Instructions to follow: Only lines with the word "AFGHAN" belong in the answer; copy them from the records below.

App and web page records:
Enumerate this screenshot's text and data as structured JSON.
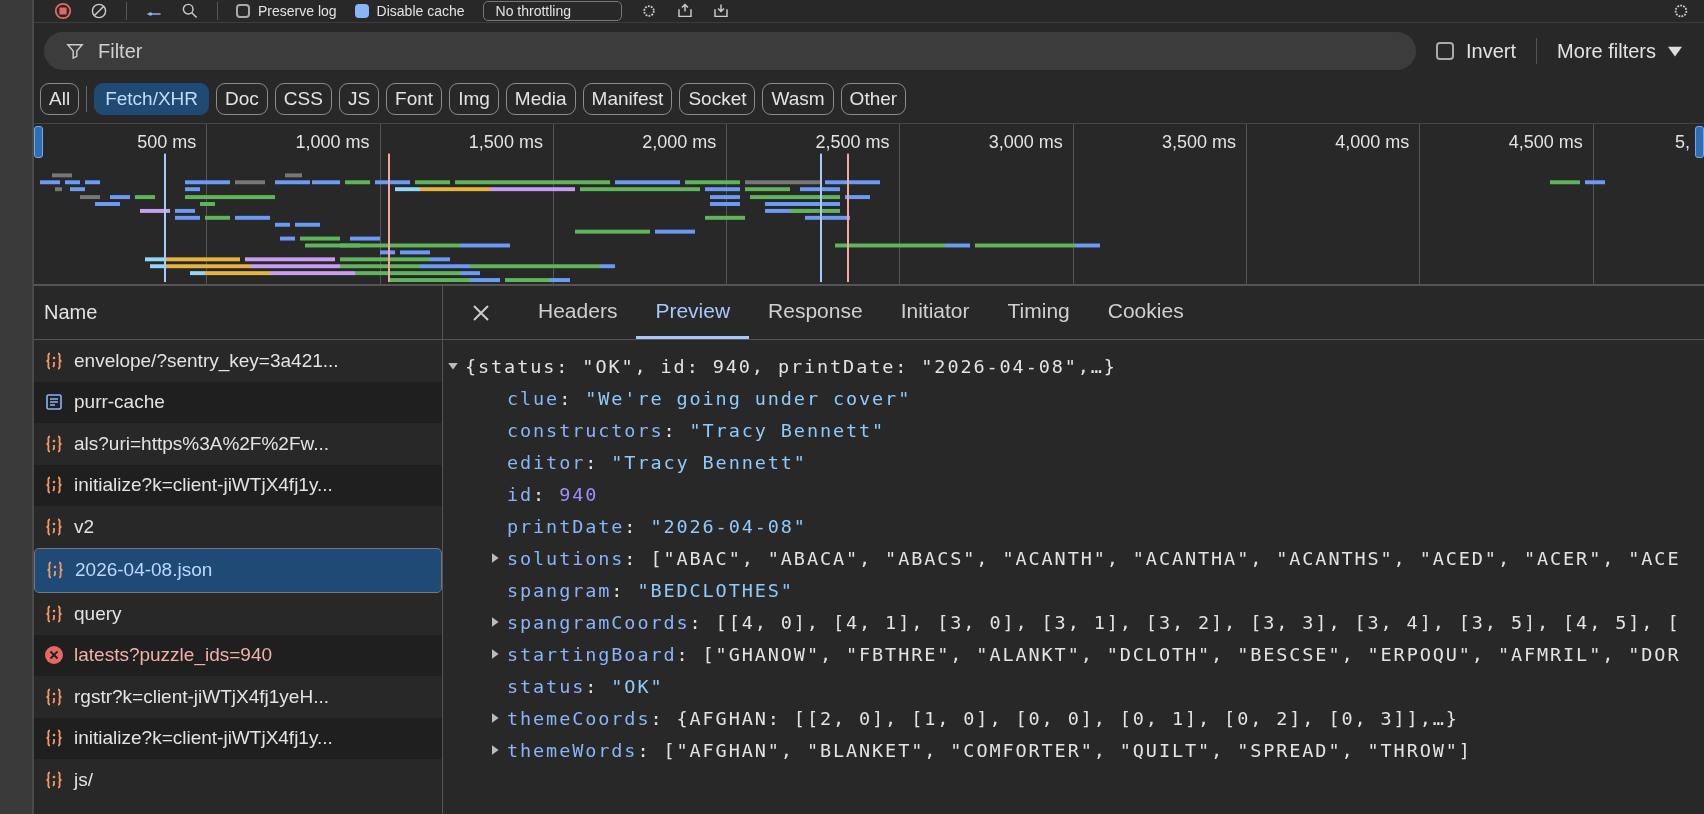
{
  "toolbar": {
    "preserve_log": {
      "label": "Preserve log",
      "checked": false
    },
    "disable_cache": {
      "label": "Disable cache",
      "checked": true
    },
    "throttling": "No throttling"
  },
  "filter": {
    "placeholder": "Filter",
    "invert": {
      "label": "Invert",
      "checked": false
    },
    "more_filters": "More filters"
  },
  "type_filters": [
    {
      "label": "All",
      "selected": false
    },
    {
      "label": "Fetch/XHR",
      "selected": true
    },
    {
      "label": "Doc",
      "selected": false
    },
    {
      "label": "CSS",
      "selected": false
    },
    {
      "label": "JS",
      "selected": false
    },
    {
      "label": "Font",
      "selected": false
    },
    {
      "label": "Img",
      "selected": false
    },
    {
      "label": "Media",
      "selected": false
    },
    {
      "label": "Manifest",
      "selected": false
    },
    {
      "label": "Socket",
      "selected": false
    },
    {
      "label": "Wasm",
      "selected": false
    },
    {
      "label": "Other",
      "selected": false
    }
  ],
  "timeline": {
    "ticks": [
      "500 ms",
      "1,000 ms",
      "1,500 ms",
      "2,000 ms",
      "2,500 ms",
      "3,000 ms",
      "3,500 ms",
      "4,000 ms",
      "4,500 ms",
      "5,"
    ]
  },
  "requests": {
    "column": "Name",
    "rows": [
      {
        "name": "envelope/?sentry_key=3a421...",
        "kind": "fetch",
        "selected": false
      },
      {
        "name": "purr-cache",
        "kind": "document",
        "selected": false
      },
      {
        "name": "als?uri=https%3A%2F%2Fw...",
        "kind": "fetch",
        "selected": false
      },
      {
        "name": "initialize?k=client-jiWTjX4fj1y...",
        "kind": "fetch",
        "selected": false
      },
      {
        "name": "v2",
        "kind": "fetch",
        "selected": false
      },
      {
        "name": "2026-04-08.json",
        "kind": "fetch",
        "selected": true
      },
      {
        "name": "query",
        "kind": "fetch",
        "selected": false
      },
      {
        "name": "latests?puzzle_ids=940",
        "kind": "error",
        "selected": false
      },
      {
        "name": "rgstr?k=client-jiWTjX4fj1yeH...",
        "kind": "fetch",
        "selected": false
      },
      {
        "name": "initialize?k=client-jiWTjX4fj1y...",
        "kind": "fetch",
        "selected": false
      },
      {
        "name": "js/",
        "kind": "fetch",
        "selected": false
      }
    ]
  },
  "detail_tabs": [
    {
      "label": "Headers",
      "selected": false
    },
    {
      "label": "Preview",
      "selected": true
    },
    {
      "label": "Response",
      "selected": false
    },
    {
      "label": "Initiator",
      "selected": false
    },
    {
      "label": "Timing",
      "selected": false
    },
    {
      "label": "Cookies",
      "selected": false
    }
  ],
  "preview": {
    "value": "{status: \"OK\", id: 940, printDate: \"2026-04-08\",…}",
    "kind": "summary",
    "expanded": true,
    "children": [
      {
        "key": "clue:",
        "value": "\"We're going under cover\"",
        "kind": "string"
      },
      {
        "key": "constructors:",
        "value": "\"Tracy Bennett\"",
        "kind": "string"
      },
      {
        "key": "editor:",
        "value": "\"Tracy Bennett\"",
        "kind": "string"
      },
      {
        "key": "id:",
        "value": "940",
        "kind": "number"
      },
      {
        "key": "printDate:",
        "value": "\"2026-04-08\"",
        "kind": "string"
      },
      {
        "key": "solutions:",
        "value": "[\"ABAC\", \"ABACA\", \"ABACS\", \"ACANTH\", \"ACANTHA\", \"ACANTHS\", \"ACED\", \"ACER\", \"ACE",
        "kind": "summary",
        "expanded": false
      },
      {
        "key": "spangram:",
        "value": "\"BEDCLOTHES\"",
        "kind": "string"
      },
      {
        "key": "spangramCoords:",
        "value": "[[4, 0], [4, 1], [3, 0], [3, 1], [3, 2], [3, 3], [3, 4], [3, 5], [4, 5], [",
        "kind": "summary",
        "expanded": false
      },
      {
        "key": "startingBoard:",
        "value": "[\"GHANOW\", \"FBTHRE\", \"ALANKT\", \"DCLOTH\", \"BESCSE\", \"ERPOQU\", \"AFMRIL\", \"DOR",
        "kind": "summary",
        "expanded": false
      },
      {
        "key": "status:",
        "value": "\"OK\"",
        "kind": "string"
      },
      {
        "key": "themeCoords:",
        "value": "{AFGHAN: [[2, 0], [1, 0], [0, 0], [0, 1], [0, 2], [0, 3]],…}",
        "kind": "summary",
        "expanded": false
      },
      {
        "key": "themeWords:",
        "value": "[\"AFGHAN\", \"BLANKET\", \"COMFORTER\", \"QUILT\", \"SPREAD\", \"THROW\"]",
        "kind": "summary",
        "expanded": false
      }
    ]
  }
}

Response area:
        "value": "{AFGHAN: [[2, 0], [1, 0], [0, 0], [0, 1], [0, 2], [0, 3]],…}",
        "value": "[\"AFGHAN\", \"BLANKET\", \"COMFORTER\", \"QUILT\", \"SPREAD\", \"THROW\"]",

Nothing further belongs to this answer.